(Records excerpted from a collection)
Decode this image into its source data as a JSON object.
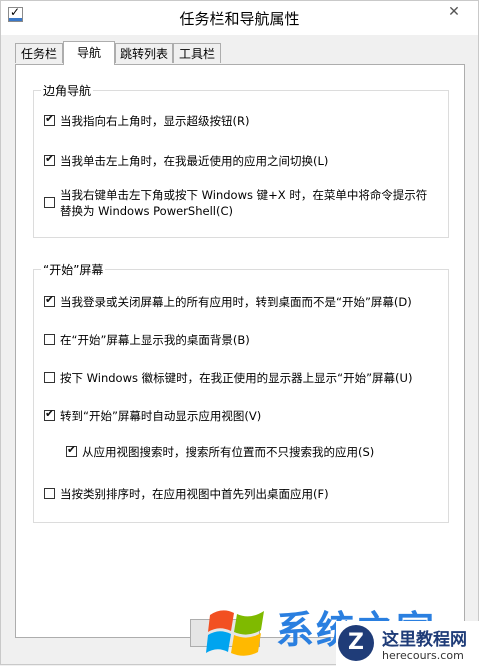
{
  "window": {
    "title": "任务栏和导航属性",
    "close_glyph": "✕"
  },
  "tabs": [
    {
      "label": "任务栏",
      "active": false
    },
    {
      "label": "导航",
      "active": true
    },
    {
      "label": "跳转列表",
      "active": false
    },
    {
      "label": "工具栏",
      "active": false
    }
  ],
  "corner_nav": {
    "title": "边角导航",
    "items": [
      {
        "label": "当我指向右上角时，显示超级按钮(R)",
        "checked": true
      },
      {
        "label": "当我单击左上角时，在我最近使用的应用之间切换(L)",
        "checked": true
      },
      {
        "label": "当我右键单击左下角或按下 Windows 键+X 时，在菜单中将命令提示符",
        "label2": "替换为 Windows PowerShell(C)",
        "checked": false
      }
    ]
  },
  "start_screen": {
    "title": "“开始”屏幕",
    "items": [
      {
        "label": "当我登录或关闭屏幕上的所有应用时，转到桌面而不是“开始”屏幕(D)",
        "checked": true
      },
      {
        "label": "在“开始”屏幕上显示我的桌面背景(B)",
        "checked": false
      },
      {
        "label": "按下 Windows 徽标键时，在我正使用的显示器上显示“开始”屏幕(U)",
        "checked": false
      },
      {
        "label": "转到“开始”屏幕时自动显示应用视图(V)",
        "checked": true
      },
      {
        "label": "从应用视图搜索时，搜索所有位置而不只搜索我的应用(S)",
        "checked": true
      },
      {
        "label": "当按类别排序时，在应用视图中首先列出桌面应用(F)",
        "checked": false
      }
    ]
  },
  "watermark": {
    "text": "系统之家",
    "badge_letter": "Z",
    "badge_title": "这里教程网",
    "badge_url": "herecours.com"
  },
  "colors": {
    "accent": "#2a7fe0",
    "badge": "#1f3c78"
  }
}
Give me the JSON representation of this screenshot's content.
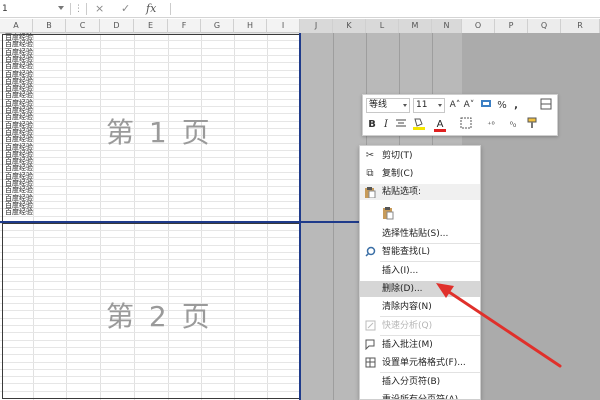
{
  "formula_bar": {
    "name_box": "1",
    "fx_label": "fx",
    "cancel_icon": "×",
    "confirm_icon": "✓"
  },
  "columns": [
    "A",
    "B",
    "C",
    "D",
    "E",
    "F",
    "G",
    "H",
    "I",
    "J",
    "K",
    "L",
    "M",
    "N",
    "O",
    "P",
    "Q",
    "R"
  ],
  "rows_text": "百度经验",
  "watermarks": {
    "page1": "第 1 页",
    "page2": "第 2 页"
  },
  "mini_toolbar": {
    "font": "等线",
    "size": "11",
    "bold": "B",
    "italic": "I",
    "font_color_letter": "A",
    "increase_font": "A˄",
    "decrease_font": "A˅",
    "percent": "%",
    "comma": ",",
    "inc_decimal": "⁺⁰",
    "dec_decimal": "⁰₀"
  },
  "context_menu": {
    "cut": "剪切(T)",
    "copy": "复制(C)",
    "paste_options": "粘贴选项:",
    "paste_special": "选择性粘贴(S)...",
    "smart_lookup": "智能查找(L)",
    "insert": "插入(I)...",
    "delete": "删除(D)...",
    "clear_contents": "清除内容(N)",
    "quick_analysis": "快速分析(Q)",
    "insert_comment": "插入批注(M)",
    "format_cells": "设置单元格格式(F)...",
    "insert_page_break": "插入分页符(B)",
    "reset_page_breaks": "重设所有分页符(A)"
  },
  "icons": {
    "cut": "scissors-icon",
    "copy": "copy-icon",
    "paste_header": "clipboard-icon",
    "paste_option": "paste-icon",
    "smart_lookup": "search-icon",
    "quick_analysis": "quick-analysis-icon",
    "insert_comment": "comment-icon",
    "format_cells": "format-cells-icon"
  },
  "colors": {
    "page_break_line": "#1f3b8b",
    "gray_area": "#ababab",
    "arrow": "#e0302b",
    "font_color_bar": "#e02020",
    "fill_color_bar": "#f5e600"
  }
}
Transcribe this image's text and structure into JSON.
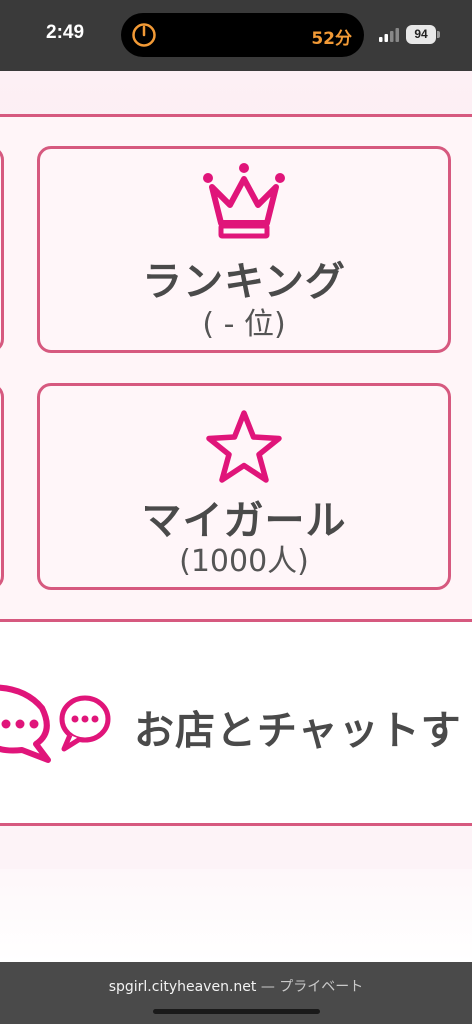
{
  "status_bar": {
    "time": "2:49",
    "timer_label": "52分",
    "battery_level": "94",
    "timer_color": "#f29a36"
  },
  "cards": {
    "ranking": {
      "icon": "crown-icon",
      "title": "ランキング",
      "subtitle": "( - 位)"
    },
    "my_girl": {
      "icon": "star-icon",
      "title": "マイガール",
      "subtitle": "(1000人)"
    }
  },
  "chat": {
    "label": "お店とチャットす",
    "icons": [
      "chat-bubble-icon",
      "chat-bubble-icon"
    ]
  },
  "browser": {
    "domain": "spgirl.cityheaven.net",
    "separator": " — ",
    "mode": "プライベート"
  },
  "colors": {
    "accent": "#e0157a",
    "border": "#d6597f",
    "text": "#4a4a4a"
  }
}
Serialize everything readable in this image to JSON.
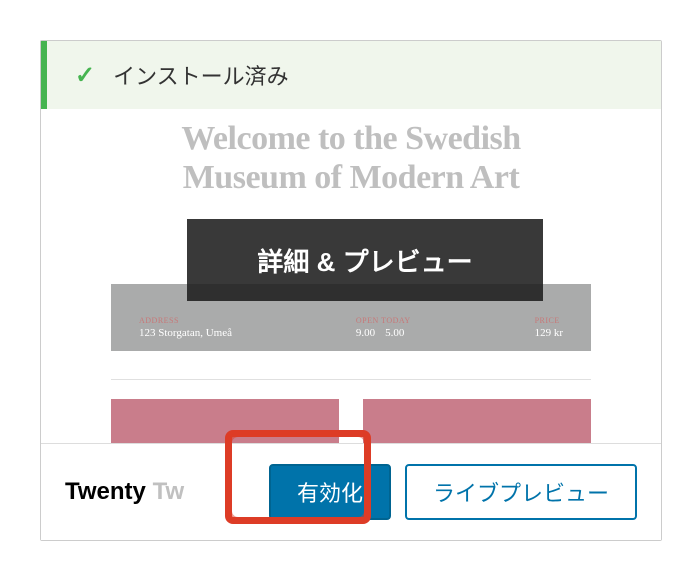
{
  "status": {
    "message": "インストール済み"
  },
  "preview": {
    "hero_line1": "Welcome to the Swedish",
    "hero_line2": "Museum of Modern Art",
    "overlay_label": "詳細 & プレビュー",
    "info": {
      "address_label": "ADDRESS",
      "address_value": "123 Storgatan, Umeå",
      "open_label": "OPEN TODAY",
      "open_from": "9.00",
      "open_to": "5.00",
      "price_label": "PRICE",
      "price_value": "129 kr"
    }
  },
  "actions": {
    "theme_name_prefix": "Twenty",
    "theme_name_rest": "Tw",
    "activate_label": "有効化",
    "live_preview_label": "ライブプレビュー"
  }
}
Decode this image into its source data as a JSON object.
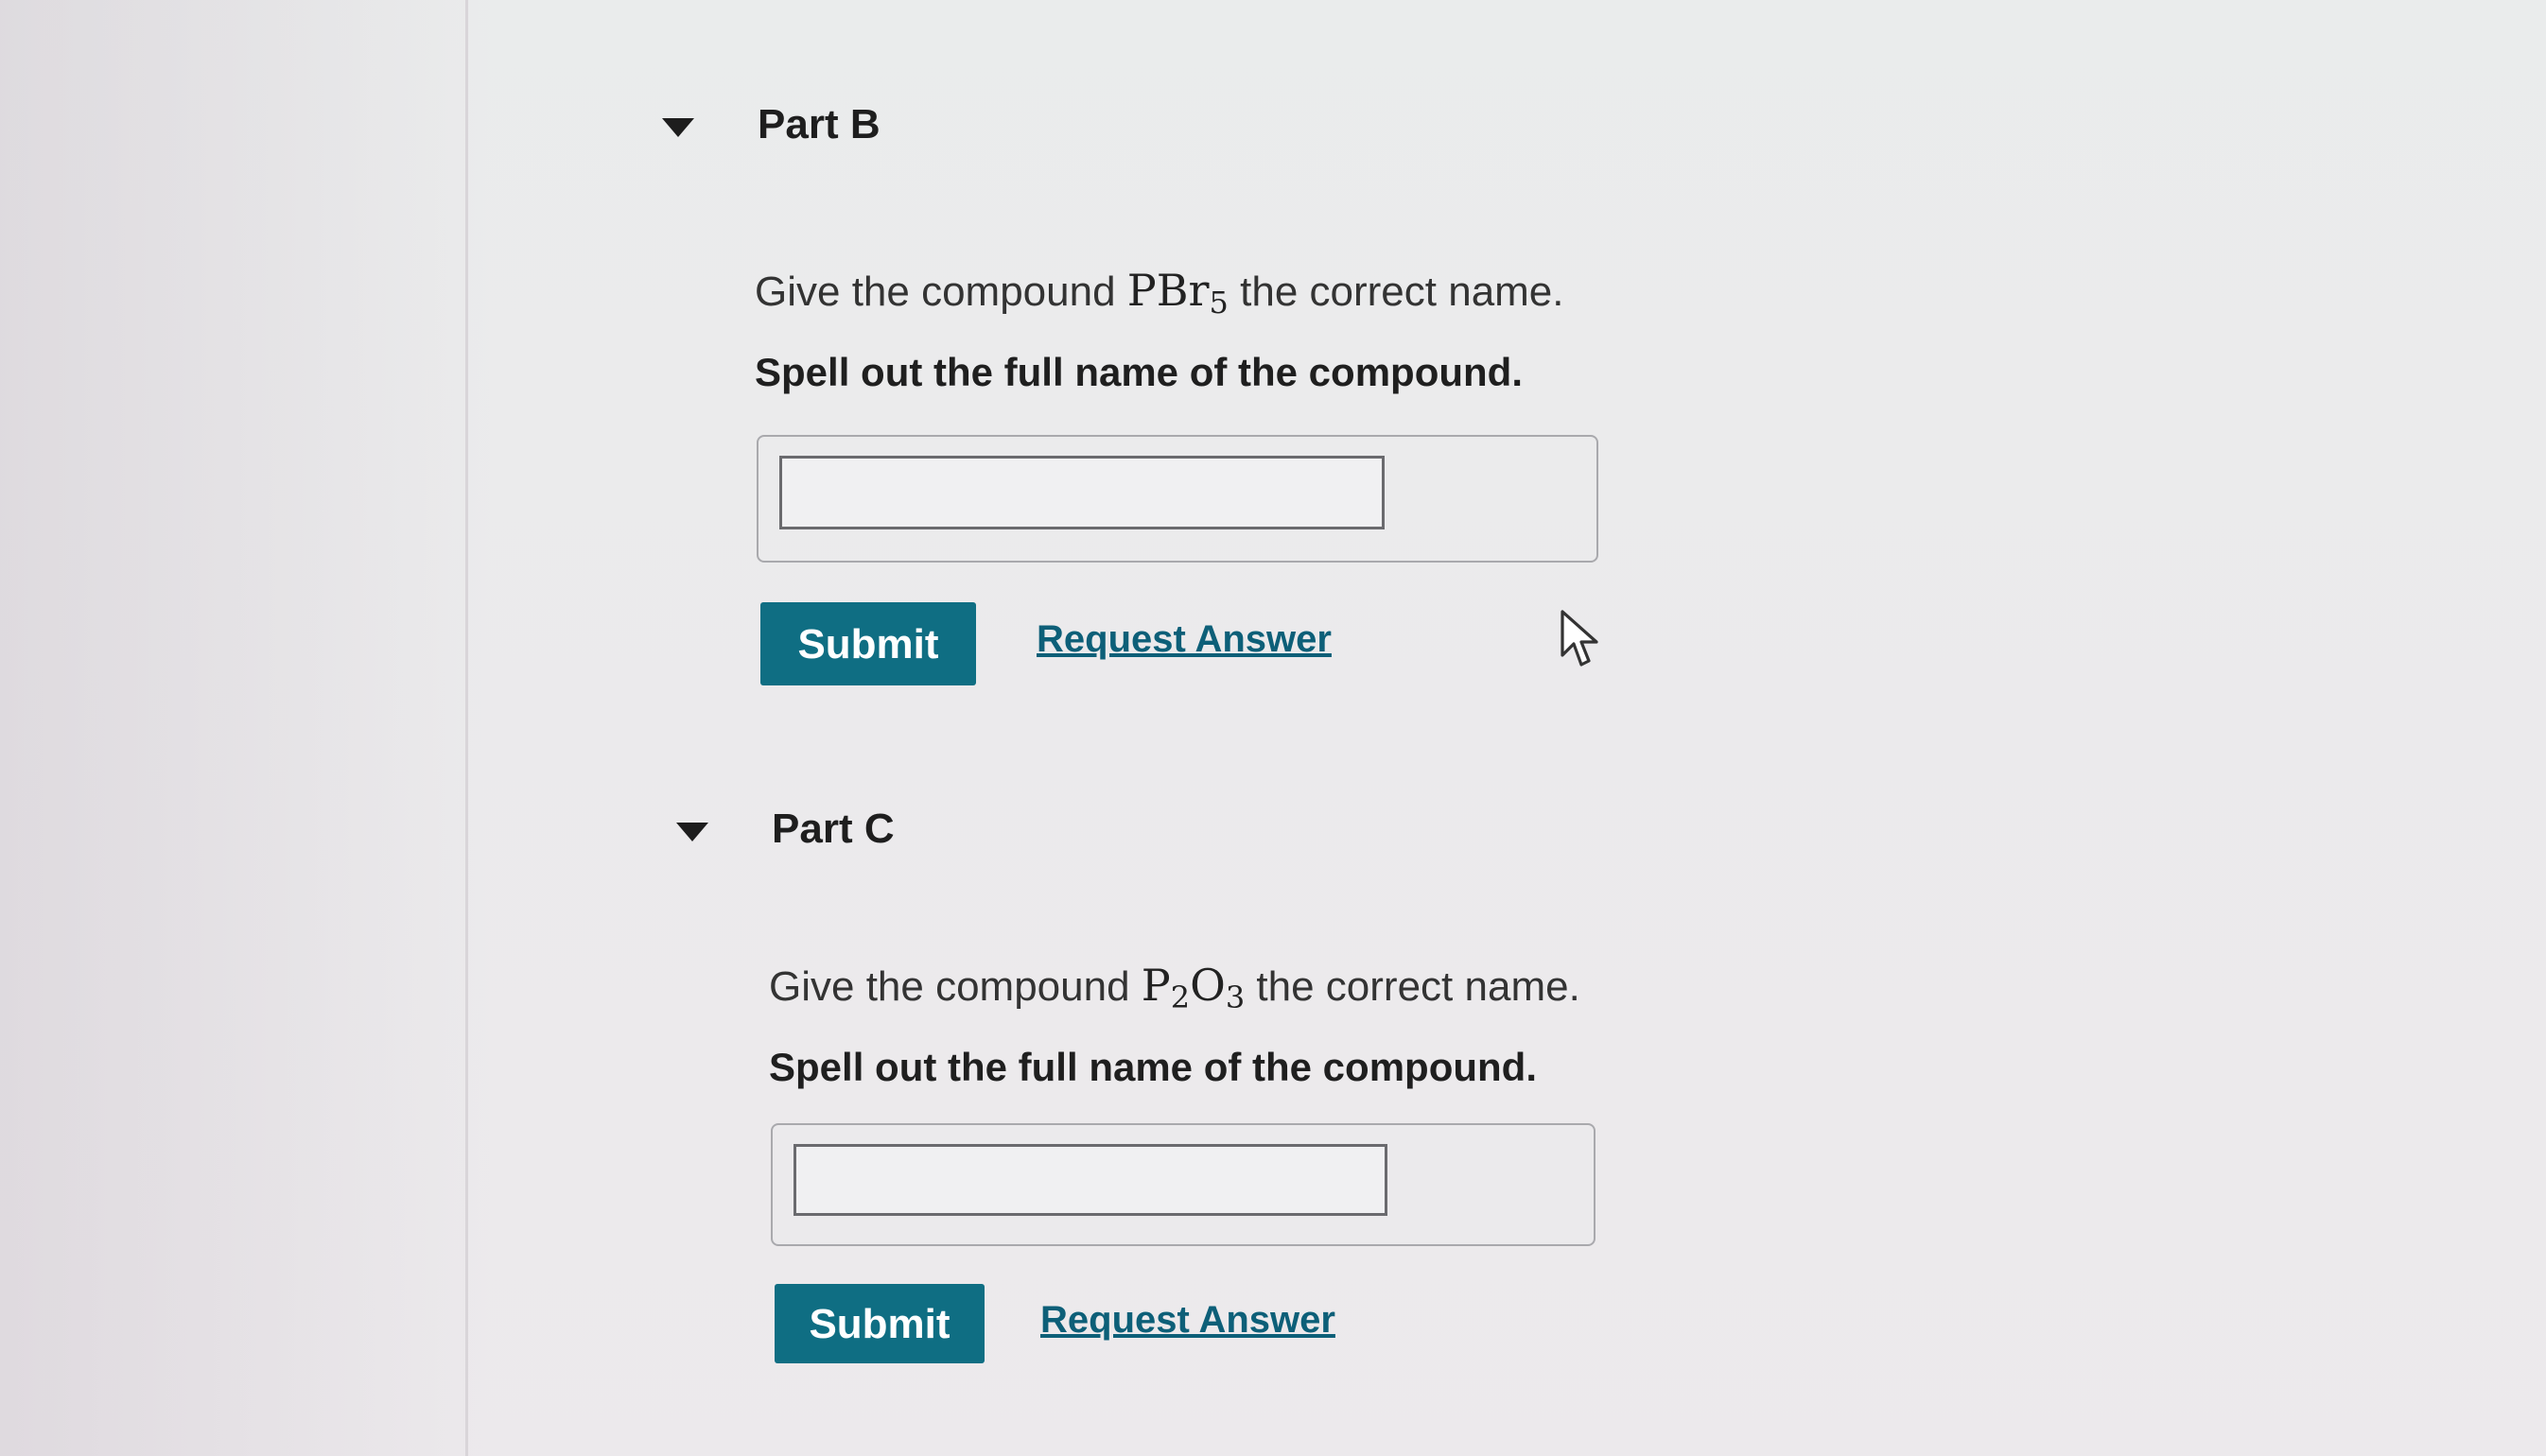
{
  "parts": [
    {
      "title": "Part B",
      "prompt_before": "Give the compound ",
      "formula_main": "PBr",
      "formula_sub": "5",
      "formula_main2": "",
      "formula_sub2": "",
      "prompt_after": " the correct name.",
      "instruction": "Spell out the full name of the compound.",
      "answer_value": "",
      "submit_label": "Submit",
      "request_label": "Request Answer"
    },
    {
      "title": "Part C",
      "prompt_before": "Give the compound ",
      "formula_main": "P",
      "formula_sub": "2",
      "formula_main2": "O",
      "formula_sub2": "3",
      "prompt_after": " the correct name.",
      "instruction": "Spell out the full name of the compound.",
      "answer_value": "",
      "submit_label": "Submit",
      "request_label": "Request Answer"
    }
  ],
  "colors": {
    "submit_bg": "#0f6e83",
    "link": "#0d5f78"
  },
  "icons": {
    "toggle": "caret-down-icon",
    "pointer": "mouse-pointer-icon"
  }
}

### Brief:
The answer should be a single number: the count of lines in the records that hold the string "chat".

### Expected answer:
3